What to work on »
Make an exact copy of all the entries shown below.

=== Raw data ===

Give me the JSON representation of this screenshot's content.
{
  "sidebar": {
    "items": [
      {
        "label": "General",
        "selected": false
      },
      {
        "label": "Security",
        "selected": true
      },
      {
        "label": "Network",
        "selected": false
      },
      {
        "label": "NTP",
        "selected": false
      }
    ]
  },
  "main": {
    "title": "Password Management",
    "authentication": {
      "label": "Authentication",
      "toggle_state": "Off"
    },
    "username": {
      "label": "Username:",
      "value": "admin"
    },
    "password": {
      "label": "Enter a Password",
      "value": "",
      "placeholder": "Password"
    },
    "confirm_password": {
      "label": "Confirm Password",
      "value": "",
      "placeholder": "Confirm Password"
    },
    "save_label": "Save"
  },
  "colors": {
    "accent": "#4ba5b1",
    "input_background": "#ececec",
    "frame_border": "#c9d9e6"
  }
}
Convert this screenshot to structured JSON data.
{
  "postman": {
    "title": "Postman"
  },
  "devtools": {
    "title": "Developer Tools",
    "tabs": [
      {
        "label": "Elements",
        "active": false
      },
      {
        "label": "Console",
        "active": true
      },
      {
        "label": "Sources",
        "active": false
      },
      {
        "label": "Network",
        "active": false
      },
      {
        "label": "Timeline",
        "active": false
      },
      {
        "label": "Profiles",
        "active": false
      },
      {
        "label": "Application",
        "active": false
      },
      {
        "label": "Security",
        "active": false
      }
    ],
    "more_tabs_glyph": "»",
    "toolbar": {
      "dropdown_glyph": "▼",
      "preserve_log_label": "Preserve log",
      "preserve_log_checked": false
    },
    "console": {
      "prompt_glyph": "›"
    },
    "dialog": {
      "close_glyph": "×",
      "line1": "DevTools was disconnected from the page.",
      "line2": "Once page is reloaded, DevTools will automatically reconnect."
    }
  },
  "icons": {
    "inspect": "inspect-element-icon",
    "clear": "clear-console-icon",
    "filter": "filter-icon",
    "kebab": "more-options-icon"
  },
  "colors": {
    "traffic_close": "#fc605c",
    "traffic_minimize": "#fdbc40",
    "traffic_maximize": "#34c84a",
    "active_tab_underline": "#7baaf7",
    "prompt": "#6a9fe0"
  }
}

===

Task solution »
Give me the JSON representation of this screenshot's content.
{
  "sidebar": {
    "items": [
      {
        "label": "General",
        "selected": false
      },
      {
        "label": "Security",
        "selected": true
      },
      {
        "label": "Network",
        "selected": false
      },
      {
        "label": "NTP",
        "selected": false
      }
    ]
  },
  "main": {
    "title": "Password Management",
    "authentication": {
      "label": "Authentication",
      "toggle_state": "Off"
    },
    "username": {
      "label": "Username:",
      "value": "admin"
    },
    "password": {
      "label": "Enter a Password",
      "value": "",
      "placeholder": "Password"
    },
    "confirm_password": {
      "label": "Confirm Password",
      "value": "",
      "placeholder": "Confirm Password"
    },
    "save_label": "Save"
  },
  "colors": {
    "accent": "#4ba5b1",
    "input_background": "#ececec",
    "frame_border": "#c9d9e6"
  }
}
Convert this screenshot to structured JSON data.
{
  "postman": {
    "title": "Postman"
  },
  "devtools": {
    "title": "Developer Tools",
    "tabs": [
      {
        "label": "Elements",
        "active": false
      },
      {
        "label": "Console",
        "active": true
      },
      {
        "label": "Sources",
        "active": false
      },
      {
        "label": "Network",
        "active": false
      },
      {
        "label": "Timeline",
        "active": false
      },
      {
        "label": "Profiles",
        "active": false
      },
      {
        "label": "Application",
        "active": false
      },
      {
        "label": "Security",
        "active": false
      }
    ],
    "more_tabs_glyph": "»",
    "toolbar": {
      "dropdown_glyph": "▼",
      "preserve_log_label": "Preserve log",
      "preserve_log_checked": false
    },
    "console": {
      "prompt_glyph": "›"
    },
    "dialog": {
      "close_glyph": "×",
      "line1": "DevTools was disconnected from the page.",
      "line2": "Once page is reloaded, DevTools will automatically reconnect."
    }
  },
  "icons": {
    "inspect": "inspect-element-icon",
    "clear": "clear-console-icon",
    "filter": "filter-icon",
    "kebab": "more-options-icon"
  },
  "colors": {
    "traffic_close": "#fc605c",
    "traffic_minimize": "#fdbc40",
    "traffic_maximize": "#34c84a",
    "active_tab_underline": "#7baaf7",
    "prompt": "#6a9fe0"
  }
}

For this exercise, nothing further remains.